Task details >> Because the images are not wanted, restate every line below word for word without them.
======== Record extracts
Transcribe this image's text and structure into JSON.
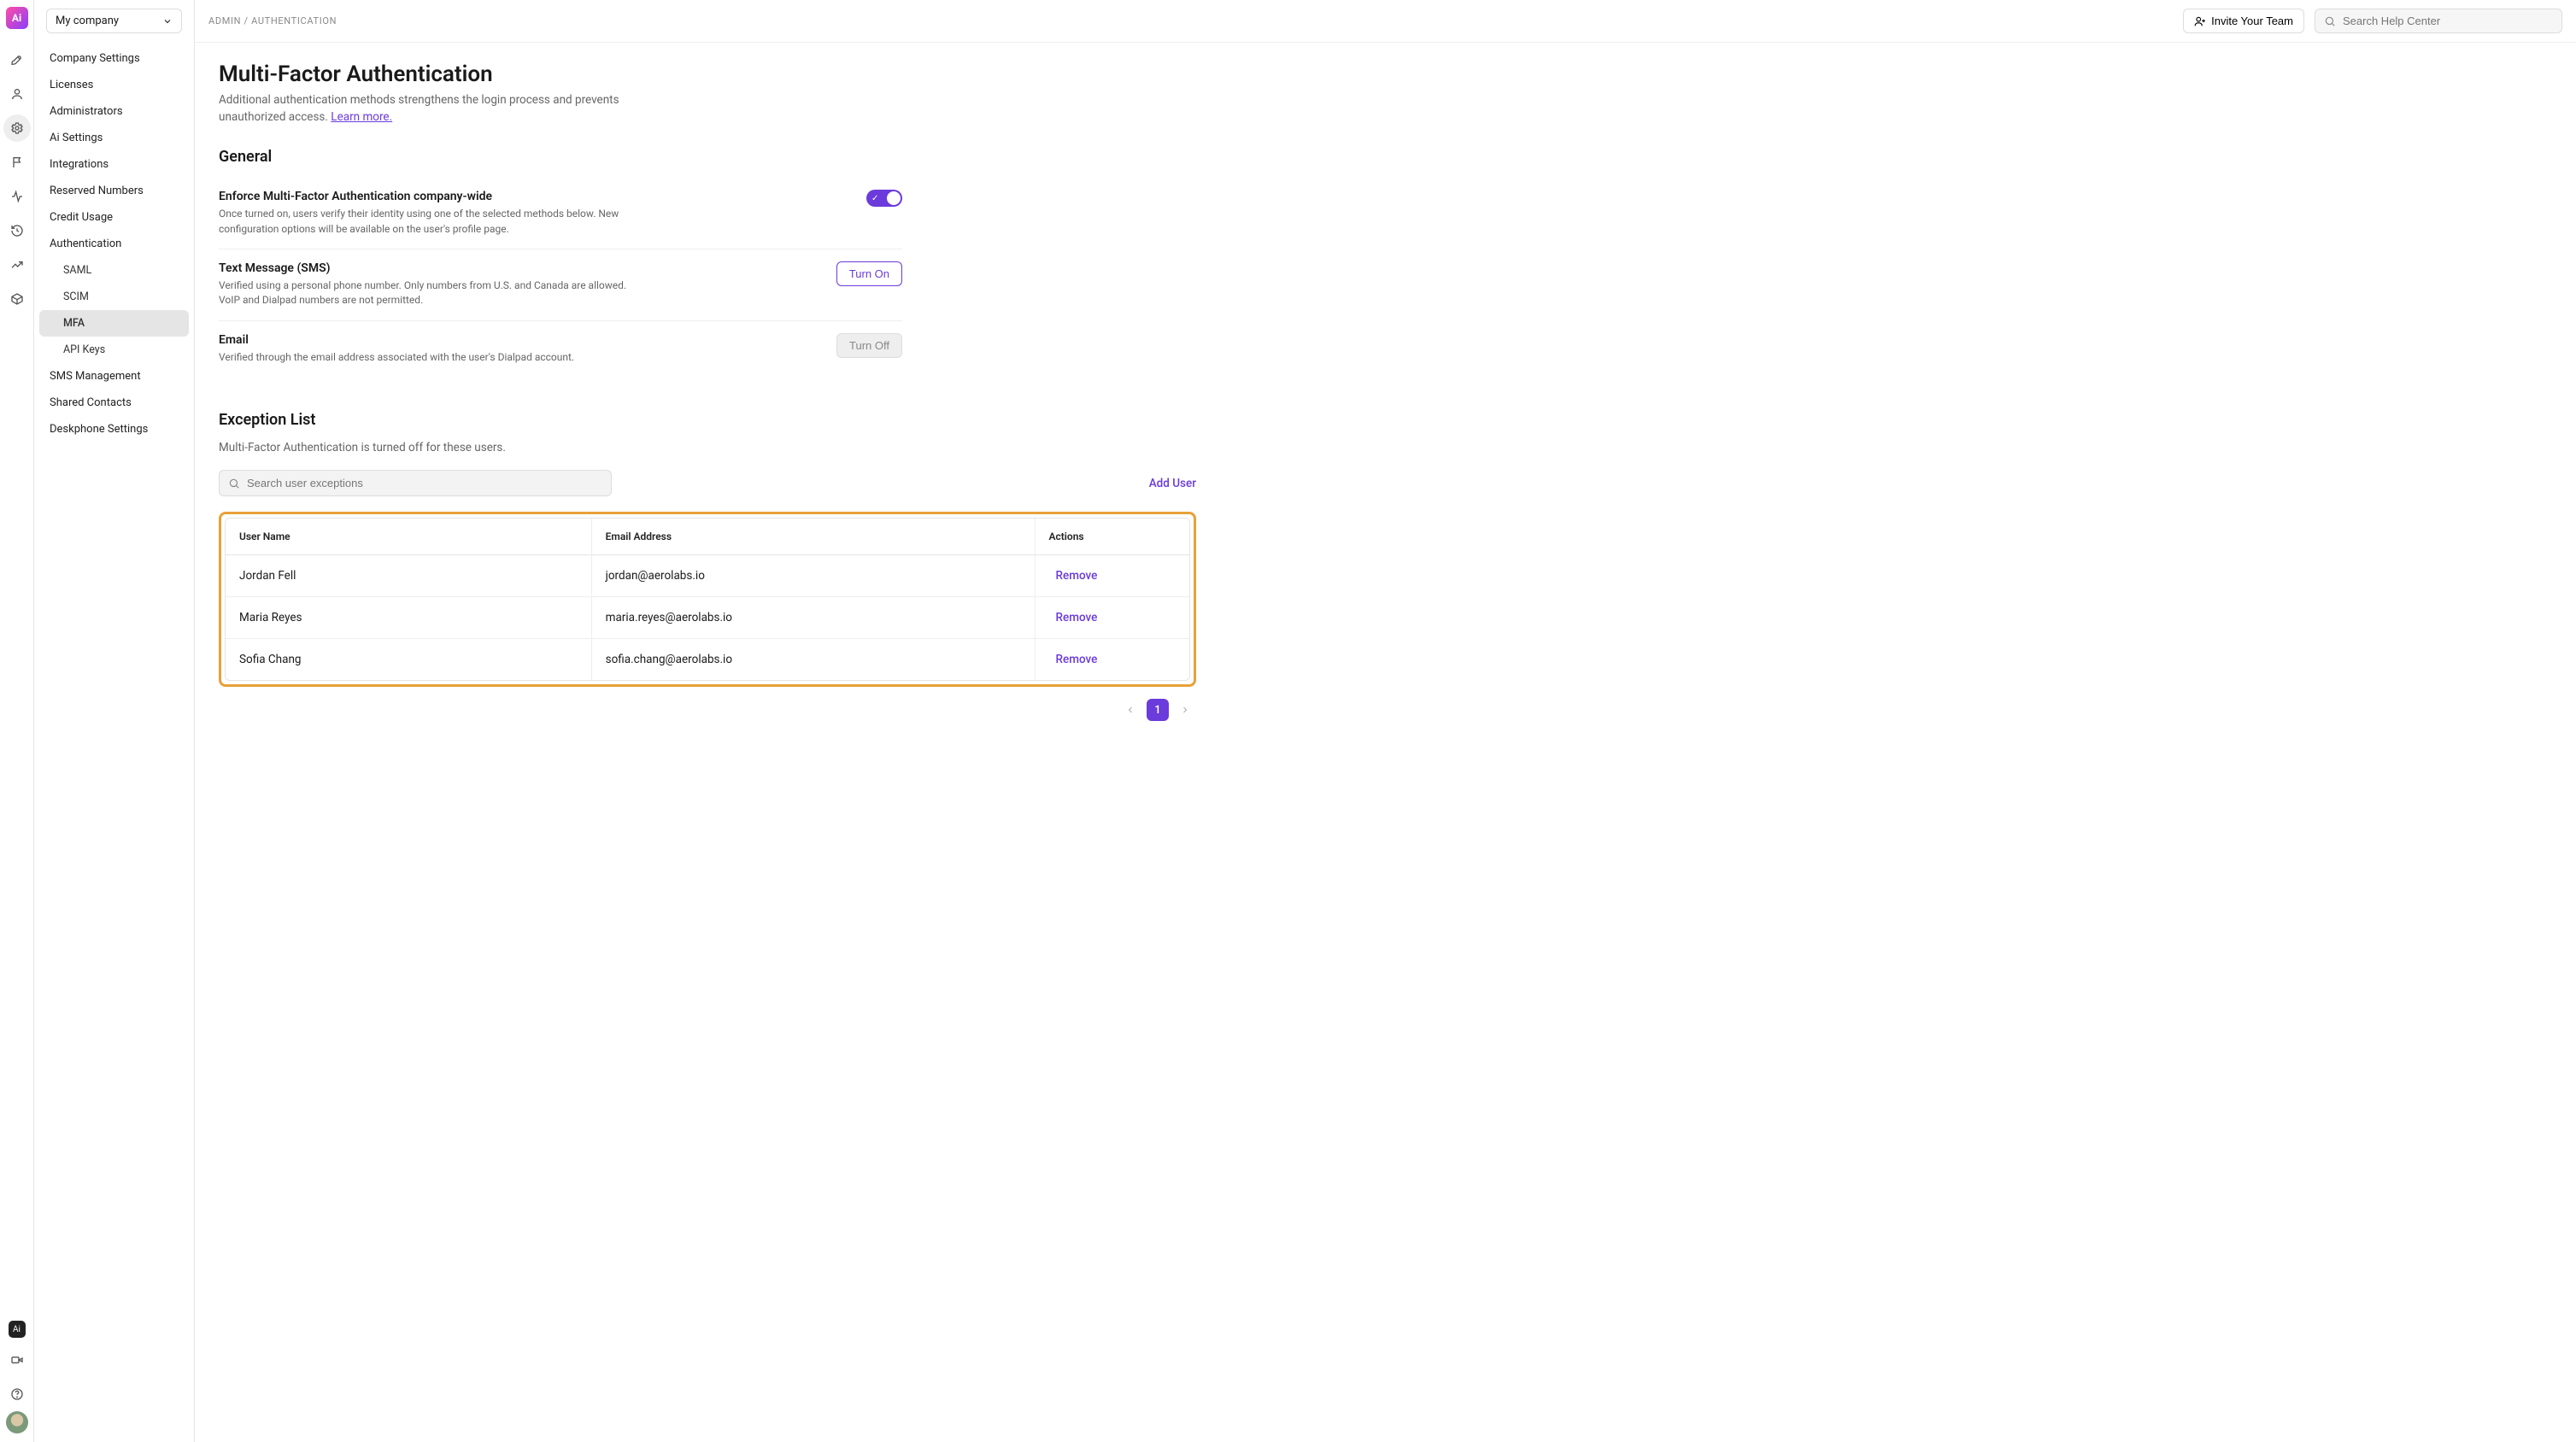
{
  "company_selector": {
    "label": "My company"
  },
  "breadcrumb": "ADMIN / AUTHENTICATION",
  "invite_label": "Invite Your Team",
  "search_help_placeholder": "Search Help Center",
  "sidebar": {
    "items": [
      {
        "label": "Company Settings"
      },
      {
        "label": "Licenses"
      },
      {
        "label": "Administrators"
      },
      {
        "label": "Ai Settings"
      },
      {
        "label": "Integrations"
      },
      {
        "label": "Reserved Numbers"
      },
      {
        "label": "Credit Usage"
      },
      {
        "label": "Authentication"
      },
      {
        "label": "SMS Management"
      },
      {
        "label": "Shared Contacts"
      },
      {
        "label": "Deskphone Settings"
      }
    ],
    "auth_sub": [
      {
        "label": "SAML"
      },
      {
        "label": "SCIM"
      },
      {
        "label": "MFA"
      },
      {
        "label": "API Keys"
      }
    ]
  },
  "page": {
    "title": "Multi-Factor Authentication",
    "subtitle": "Additional authentication methods strengthens the login process and prevents unauthorized access. ",
    "learn_more": "Learn more."
  },
  "general": {
    "heading": "General",
    "enforce": {
      "title": "Enforce Multi-Factor Authentication company-wide",
      "desc": "Once turned on, users verify their identity using one of the selected methods below. New configuration options will be available on the user's profile page."
    },
    "sms": {
      "title": "Text Message (SMS)",
      "desc": "Verified using a personal phone number. Only numbers from U.S. and Canada are allowed. VoIP and Dialpad numbers are not permitted.",
      "button": "Turn On"
    },
    "email": {
      "title": "Email",
      "desc": "Verified through the email address associated with the user's Dialpad account.",
      "button": "Turn Off"
    }
  },
  "exception": {
    "heading": "Exception List",
    "desc": "Multi-Factor Authentication is turned off for these users.",
    "search_placeholder": "Search user exceptions",
    "add_user": "Add User",
    "columns": {
      "name": "User Name",
      "email": "Email Address",
      "actions": "Actions"
    },
    "rows": [
      {
        "name": "Jordan Fell",
        "email": "jordan@aerolabs.io",
        "action": "Remove"
      },
      {
        "name": "Maria Reyes",
        "email": "maria.reyes@aerolabs.io",
        "action": "Remove"
      },
      {
        "name": "Sofia Chang",
        "email": "sofia.chang@aerolabs.io",
        "action": "Remove"
      }
    ]
  },
  "pager": {
    "current": "1"
  }
}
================
Task solution >>
Transcribe this image's text and structure into JSON.
{
  "company_selector": {
    "label": "My company"
  },
  "breadcrumb": "ADMIN / AUTHENTICATION",
  "invite_label": "Invite Your Team",
  "search_help_placeholder": "Search Help Center",
  "sidebar": {
    "items": [
      {
        "label": "Company Settings"
      },
      {
        "label": "Licenses"
      },
      {
        "label": "Administrators"
      },
      {
        "label": "Ai Settings"
      },
      {
        "label": "Integrations"
      },
      {
        "label": "Reserved Numbers"
      },
      {
        "label": "Credit Usage"
      },
      {
        "label": "Authentication"
      },
      {
        "label": "SMS Management"
      },
      {
        "label": "Shared Contacts"
      },
      {
        "label": "Deskphone Settings"
      }
    ],
    "auth_sub": [
      {
        "label": "SAML"
      },
      {
        "label": "SCIM"
      },
      {
        "label": "MFA"
      },
      {
        "label": "API Keys"
      }
    ]
  },
  "page": {
    "title": "Multi-Factor Authentication",
    "subtitle": "Additional authentication methods strengthens the login process and prevents unauthorized access. ",
    "learn_more": "Learn more."
  },
  "general": {
    "heading": "General",
    "enforce": {
      "title": "Enforce Multi-Factor Authentication company-wide",
      "desc": "Once turned on, users verify their identity using one of the selected methods below. New configuration options will be available on the user's profile page."
    },
    "sms": {
      "title": "Text Message (SMS)",
      "desc": "Verified using a personal phone number. Only numbers from U.S. and Canada are allowed. VoIP and Dialpad numbers are not permitted.",
      "button": "Turn On"
    },
    "email": {
      "title": "Email",
      "desc": "Verified through the email address associated with the user's Dialpad account.",
      "button": "Turn Off"
    }
  },
  "exception": {
    "heading": "Exception List",
    "desc": "Multi-Factor Authentication is turned off for these users.",
    "search_placeholder": "Search user exceptions",
    "add_user": "Add User",
    "columns": {
      "name": "User Name",
      "email": "Email Address",
      "actions": "Actions"
    },
    "rows": [
      {
        "name": "Jordan Fell",
        "email": "jordan@aerolabs.io",
        "action": "Remove"
      },
      {
        "name": "Maria Reyes",
        "email": "maria.reyes@aerolabs.io",
        "action": "Remove"
      },
      {
        "name": "Sofia Chang",
        "email": "sofia.chang@aerolabs.io",
        "action": "Remove"
      }
    ]
  },
  "pager": {
    "current": "1"
  }
}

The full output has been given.